The House Appropriations Committee would have $98 billion more to spend in FY 2005 compared to FY 2004 — an increase of 4.5 percent — based on the recommended funding allocations announced Wednesday by the Chairman of the Committee. The so-called “302(b)” allocation recommendations announced today would, if ratified by a majority of the Appropriations committee members, set the funding levels for each of the 13 appropriations subcommittees responsible for shepherding the 13 appropriations bills necessary to fund all federal agencies each year. The 4.5 percent increase recommended by Chairman Young (and likely to be approved by a majority of the committee) is slightly more austere than President’s budget proposal, introduced in February.
I’ve whipped up a basic chart (pdf) using Young’s numbers that shows the various allocation levels and how they compare to current funding (FY 2004 enacted) and to the President’s request. Of most interest to computing researchers are the funding allocations for:
- VA-HUD-Independent Agencies, which includes funding for NSF and NASA
- Defense, DARPA and basic research in the service labs;
- Energy and Water Development, includes funding for DOE’s Office of Science;
- Commerce, Justice, State, includes NIST and NOAA; and,
- Homeland Security.
|FY 04 Enacted||FY 05 Pres. Request||302(b) Allocation||Percent Change vs. Enacted||Percent Change vs. Request|
|Commerce, Justice, State||$37,581||$39,553||$39,792||5.9%||0.6%|
|Energy and Water Development||$27,257||$27,938||$27,988||2.7%||0.2%|
|VA, HUD, Independent Agencies||$90,800||$92,129||$92,930||2.3%||0.9%|
Because each of these appropriations bills includes lots of other agencies and programs not related to computing research programs, it’s difficult to draw any conclusions about what these numbers will ultimately mean for federal IT R&D. What is obvious is where the priorities are — defense-related programs — and where things will likely stay about the same — Energy and Water Development, and VA-HUD. There’s not much room in either of the latter allocations to grow programs included in those bills.
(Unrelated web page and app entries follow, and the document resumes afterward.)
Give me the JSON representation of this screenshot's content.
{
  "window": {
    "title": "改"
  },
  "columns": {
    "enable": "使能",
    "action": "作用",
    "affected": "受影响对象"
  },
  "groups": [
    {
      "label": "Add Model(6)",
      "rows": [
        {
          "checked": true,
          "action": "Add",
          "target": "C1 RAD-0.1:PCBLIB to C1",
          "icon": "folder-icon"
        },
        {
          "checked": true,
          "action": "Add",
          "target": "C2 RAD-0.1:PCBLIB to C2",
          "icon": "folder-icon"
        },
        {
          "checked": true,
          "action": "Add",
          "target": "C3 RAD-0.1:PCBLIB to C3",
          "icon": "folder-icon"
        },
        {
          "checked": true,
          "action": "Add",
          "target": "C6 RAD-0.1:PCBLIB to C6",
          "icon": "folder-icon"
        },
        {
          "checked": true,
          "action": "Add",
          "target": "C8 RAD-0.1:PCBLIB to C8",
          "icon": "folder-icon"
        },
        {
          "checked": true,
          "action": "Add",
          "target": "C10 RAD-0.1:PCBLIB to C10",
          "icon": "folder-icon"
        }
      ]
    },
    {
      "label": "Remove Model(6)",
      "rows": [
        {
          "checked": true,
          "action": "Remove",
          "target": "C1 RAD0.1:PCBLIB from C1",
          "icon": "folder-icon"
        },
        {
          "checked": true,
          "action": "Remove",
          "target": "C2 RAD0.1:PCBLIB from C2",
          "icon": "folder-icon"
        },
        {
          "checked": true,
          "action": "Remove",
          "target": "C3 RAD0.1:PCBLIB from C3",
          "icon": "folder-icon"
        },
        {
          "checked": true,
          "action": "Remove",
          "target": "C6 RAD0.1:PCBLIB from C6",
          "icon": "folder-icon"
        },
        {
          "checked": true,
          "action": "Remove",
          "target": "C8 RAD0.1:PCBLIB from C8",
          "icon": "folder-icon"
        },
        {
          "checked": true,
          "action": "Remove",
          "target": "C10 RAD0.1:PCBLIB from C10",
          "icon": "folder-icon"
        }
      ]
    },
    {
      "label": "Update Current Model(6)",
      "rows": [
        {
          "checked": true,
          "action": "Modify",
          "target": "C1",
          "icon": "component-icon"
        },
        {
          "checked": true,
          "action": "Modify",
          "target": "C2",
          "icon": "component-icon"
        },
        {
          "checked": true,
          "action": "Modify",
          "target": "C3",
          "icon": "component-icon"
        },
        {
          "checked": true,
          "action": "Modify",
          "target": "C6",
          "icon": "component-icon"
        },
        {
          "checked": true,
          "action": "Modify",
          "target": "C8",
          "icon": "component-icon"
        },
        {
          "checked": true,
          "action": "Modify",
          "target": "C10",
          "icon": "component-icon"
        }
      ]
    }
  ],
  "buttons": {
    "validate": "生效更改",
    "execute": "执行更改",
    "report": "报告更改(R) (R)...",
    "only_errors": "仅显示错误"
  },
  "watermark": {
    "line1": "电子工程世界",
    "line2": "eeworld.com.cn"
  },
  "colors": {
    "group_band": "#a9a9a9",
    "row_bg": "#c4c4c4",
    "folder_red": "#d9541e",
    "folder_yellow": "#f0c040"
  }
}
In fact, considering the current inflation rate of 2.29%, programs in either bill would stay generally flat funded in FY 05.
So, a difficult task ahead for advocates of science funding this year. Watch this space for more detail as it becomes available.